##### Data provided #####
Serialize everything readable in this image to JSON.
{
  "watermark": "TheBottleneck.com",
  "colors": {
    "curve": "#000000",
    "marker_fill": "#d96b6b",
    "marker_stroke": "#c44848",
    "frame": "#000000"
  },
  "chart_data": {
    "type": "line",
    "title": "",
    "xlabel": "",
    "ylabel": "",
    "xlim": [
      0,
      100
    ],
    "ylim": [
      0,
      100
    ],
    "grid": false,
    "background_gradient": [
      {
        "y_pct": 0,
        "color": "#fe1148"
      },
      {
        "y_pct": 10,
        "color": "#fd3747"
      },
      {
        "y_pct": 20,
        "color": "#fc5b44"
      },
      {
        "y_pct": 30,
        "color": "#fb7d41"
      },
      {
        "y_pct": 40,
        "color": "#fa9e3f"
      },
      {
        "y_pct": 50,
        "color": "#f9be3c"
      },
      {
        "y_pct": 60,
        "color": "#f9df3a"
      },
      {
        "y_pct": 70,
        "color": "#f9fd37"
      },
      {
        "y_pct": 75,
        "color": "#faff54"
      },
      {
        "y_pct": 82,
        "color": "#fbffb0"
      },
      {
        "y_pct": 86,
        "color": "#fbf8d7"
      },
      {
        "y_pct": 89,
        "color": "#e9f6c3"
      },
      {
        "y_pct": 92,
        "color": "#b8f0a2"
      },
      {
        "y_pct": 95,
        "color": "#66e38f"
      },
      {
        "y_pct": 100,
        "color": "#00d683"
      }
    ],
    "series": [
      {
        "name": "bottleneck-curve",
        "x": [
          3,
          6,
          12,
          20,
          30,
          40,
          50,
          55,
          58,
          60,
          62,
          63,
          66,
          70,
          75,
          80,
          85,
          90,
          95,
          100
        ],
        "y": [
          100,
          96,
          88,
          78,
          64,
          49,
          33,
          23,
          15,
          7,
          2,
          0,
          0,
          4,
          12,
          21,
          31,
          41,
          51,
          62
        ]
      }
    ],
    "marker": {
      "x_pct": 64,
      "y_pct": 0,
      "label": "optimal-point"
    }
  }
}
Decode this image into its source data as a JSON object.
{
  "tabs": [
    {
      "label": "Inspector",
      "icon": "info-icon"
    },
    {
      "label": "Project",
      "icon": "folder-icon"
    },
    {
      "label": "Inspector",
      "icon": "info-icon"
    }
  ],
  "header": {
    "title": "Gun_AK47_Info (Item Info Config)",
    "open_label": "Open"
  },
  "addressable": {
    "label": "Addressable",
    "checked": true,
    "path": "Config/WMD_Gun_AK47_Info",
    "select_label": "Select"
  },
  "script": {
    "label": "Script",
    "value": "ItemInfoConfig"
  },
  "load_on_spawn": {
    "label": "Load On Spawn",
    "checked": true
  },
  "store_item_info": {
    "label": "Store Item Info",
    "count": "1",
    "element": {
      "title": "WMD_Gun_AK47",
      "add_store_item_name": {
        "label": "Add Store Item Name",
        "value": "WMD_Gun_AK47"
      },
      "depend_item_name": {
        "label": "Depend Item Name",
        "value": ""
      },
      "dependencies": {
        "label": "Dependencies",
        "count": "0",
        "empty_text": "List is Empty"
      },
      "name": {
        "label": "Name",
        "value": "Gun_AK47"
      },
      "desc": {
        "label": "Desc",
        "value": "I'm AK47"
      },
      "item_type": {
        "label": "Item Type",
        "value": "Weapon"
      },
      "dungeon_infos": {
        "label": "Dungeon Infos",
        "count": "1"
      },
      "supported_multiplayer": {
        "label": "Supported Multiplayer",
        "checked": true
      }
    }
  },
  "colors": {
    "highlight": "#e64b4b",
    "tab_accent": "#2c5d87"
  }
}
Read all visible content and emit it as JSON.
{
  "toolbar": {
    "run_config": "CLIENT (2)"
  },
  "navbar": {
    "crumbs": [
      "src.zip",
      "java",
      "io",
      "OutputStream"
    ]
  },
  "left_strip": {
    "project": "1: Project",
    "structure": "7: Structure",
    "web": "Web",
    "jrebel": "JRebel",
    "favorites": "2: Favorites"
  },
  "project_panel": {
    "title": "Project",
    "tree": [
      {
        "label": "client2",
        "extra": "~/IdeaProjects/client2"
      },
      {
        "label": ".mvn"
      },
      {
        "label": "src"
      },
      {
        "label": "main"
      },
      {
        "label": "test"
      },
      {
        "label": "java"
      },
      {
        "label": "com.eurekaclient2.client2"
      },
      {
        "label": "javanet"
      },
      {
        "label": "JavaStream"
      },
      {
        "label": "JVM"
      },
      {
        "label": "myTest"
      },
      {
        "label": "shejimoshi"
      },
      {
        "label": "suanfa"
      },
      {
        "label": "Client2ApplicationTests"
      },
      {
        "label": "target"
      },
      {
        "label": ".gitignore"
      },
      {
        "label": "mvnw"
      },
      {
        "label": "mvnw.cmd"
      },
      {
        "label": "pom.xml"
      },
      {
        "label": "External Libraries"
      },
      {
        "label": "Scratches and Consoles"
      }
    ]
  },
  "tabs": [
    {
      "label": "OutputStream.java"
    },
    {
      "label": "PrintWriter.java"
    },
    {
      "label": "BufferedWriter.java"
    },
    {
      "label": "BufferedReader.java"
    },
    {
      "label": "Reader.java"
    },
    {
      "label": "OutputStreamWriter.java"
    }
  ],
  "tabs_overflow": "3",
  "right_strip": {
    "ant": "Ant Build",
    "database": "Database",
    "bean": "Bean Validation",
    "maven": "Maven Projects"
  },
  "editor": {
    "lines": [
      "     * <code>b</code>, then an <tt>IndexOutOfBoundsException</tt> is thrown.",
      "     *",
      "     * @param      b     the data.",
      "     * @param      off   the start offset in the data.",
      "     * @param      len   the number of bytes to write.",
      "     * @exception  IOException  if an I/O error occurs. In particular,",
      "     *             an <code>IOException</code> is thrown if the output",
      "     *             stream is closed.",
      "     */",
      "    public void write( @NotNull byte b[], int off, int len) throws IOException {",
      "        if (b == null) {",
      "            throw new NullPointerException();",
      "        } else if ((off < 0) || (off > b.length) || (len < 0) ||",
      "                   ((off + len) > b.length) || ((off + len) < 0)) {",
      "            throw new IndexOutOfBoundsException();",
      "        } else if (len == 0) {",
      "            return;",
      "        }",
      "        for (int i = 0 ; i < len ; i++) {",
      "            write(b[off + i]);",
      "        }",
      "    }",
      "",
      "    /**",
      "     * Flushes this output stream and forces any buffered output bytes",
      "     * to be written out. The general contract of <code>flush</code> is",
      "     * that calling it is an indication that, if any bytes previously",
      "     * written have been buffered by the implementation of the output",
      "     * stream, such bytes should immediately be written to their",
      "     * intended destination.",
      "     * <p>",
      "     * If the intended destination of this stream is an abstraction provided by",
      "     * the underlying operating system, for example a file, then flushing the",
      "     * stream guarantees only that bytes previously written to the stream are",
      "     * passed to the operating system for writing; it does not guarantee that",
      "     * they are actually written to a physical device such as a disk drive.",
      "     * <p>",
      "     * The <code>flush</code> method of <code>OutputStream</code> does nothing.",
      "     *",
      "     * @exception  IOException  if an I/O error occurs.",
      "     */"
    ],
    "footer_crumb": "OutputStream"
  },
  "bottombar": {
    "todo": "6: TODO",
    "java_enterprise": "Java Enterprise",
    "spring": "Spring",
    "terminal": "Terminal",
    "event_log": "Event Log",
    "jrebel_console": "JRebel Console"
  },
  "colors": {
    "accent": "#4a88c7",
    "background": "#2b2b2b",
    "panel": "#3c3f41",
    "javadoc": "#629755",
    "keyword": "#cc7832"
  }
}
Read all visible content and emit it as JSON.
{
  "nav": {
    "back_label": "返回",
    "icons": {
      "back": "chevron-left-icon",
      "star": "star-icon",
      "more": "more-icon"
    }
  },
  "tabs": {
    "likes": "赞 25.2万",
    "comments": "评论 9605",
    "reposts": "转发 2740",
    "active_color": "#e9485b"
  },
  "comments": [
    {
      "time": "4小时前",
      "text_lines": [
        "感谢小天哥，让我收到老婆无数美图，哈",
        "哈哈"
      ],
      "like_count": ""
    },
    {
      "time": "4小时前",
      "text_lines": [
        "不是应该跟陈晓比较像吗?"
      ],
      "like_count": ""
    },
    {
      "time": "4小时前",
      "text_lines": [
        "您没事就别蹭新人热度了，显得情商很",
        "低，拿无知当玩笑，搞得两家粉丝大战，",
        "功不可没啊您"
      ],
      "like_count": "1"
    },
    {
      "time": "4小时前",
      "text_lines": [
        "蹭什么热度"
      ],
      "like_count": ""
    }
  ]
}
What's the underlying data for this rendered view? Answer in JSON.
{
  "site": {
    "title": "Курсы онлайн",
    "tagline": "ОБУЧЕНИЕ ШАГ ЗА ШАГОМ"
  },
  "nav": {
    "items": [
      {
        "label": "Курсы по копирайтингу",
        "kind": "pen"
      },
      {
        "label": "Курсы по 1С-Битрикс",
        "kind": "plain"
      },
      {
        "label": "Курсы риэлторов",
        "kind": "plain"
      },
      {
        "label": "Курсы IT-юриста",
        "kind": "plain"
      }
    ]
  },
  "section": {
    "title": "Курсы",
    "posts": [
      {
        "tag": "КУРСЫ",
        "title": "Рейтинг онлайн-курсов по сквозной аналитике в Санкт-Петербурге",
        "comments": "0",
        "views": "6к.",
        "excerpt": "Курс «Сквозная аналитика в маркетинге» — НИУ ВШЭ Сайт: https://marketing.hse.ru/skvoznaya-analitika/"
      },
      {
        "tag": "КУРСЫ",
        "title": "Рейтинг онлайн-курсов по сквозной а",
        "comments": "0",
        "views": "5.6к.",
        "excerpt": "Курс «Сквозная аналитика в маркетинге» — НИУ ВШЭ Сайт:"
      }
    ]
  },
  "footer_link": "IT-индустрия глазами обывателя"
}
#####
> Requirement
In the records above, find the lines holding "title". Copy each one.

> Completed task
    "title": "",
    "title": "Gun_AK47_Info (Item Info Config)",
      "title": "WMD_Gun_AK47",
    "title": "Project",
    "title": "Курсы онлайн",
    "title": "Курсы",
        "title": "Рейтинг онлайн-курсов по сквозной аналитике в Санкт-Петербурге",
        "title": "Рейтинг онлайн-курсов по сквозной а",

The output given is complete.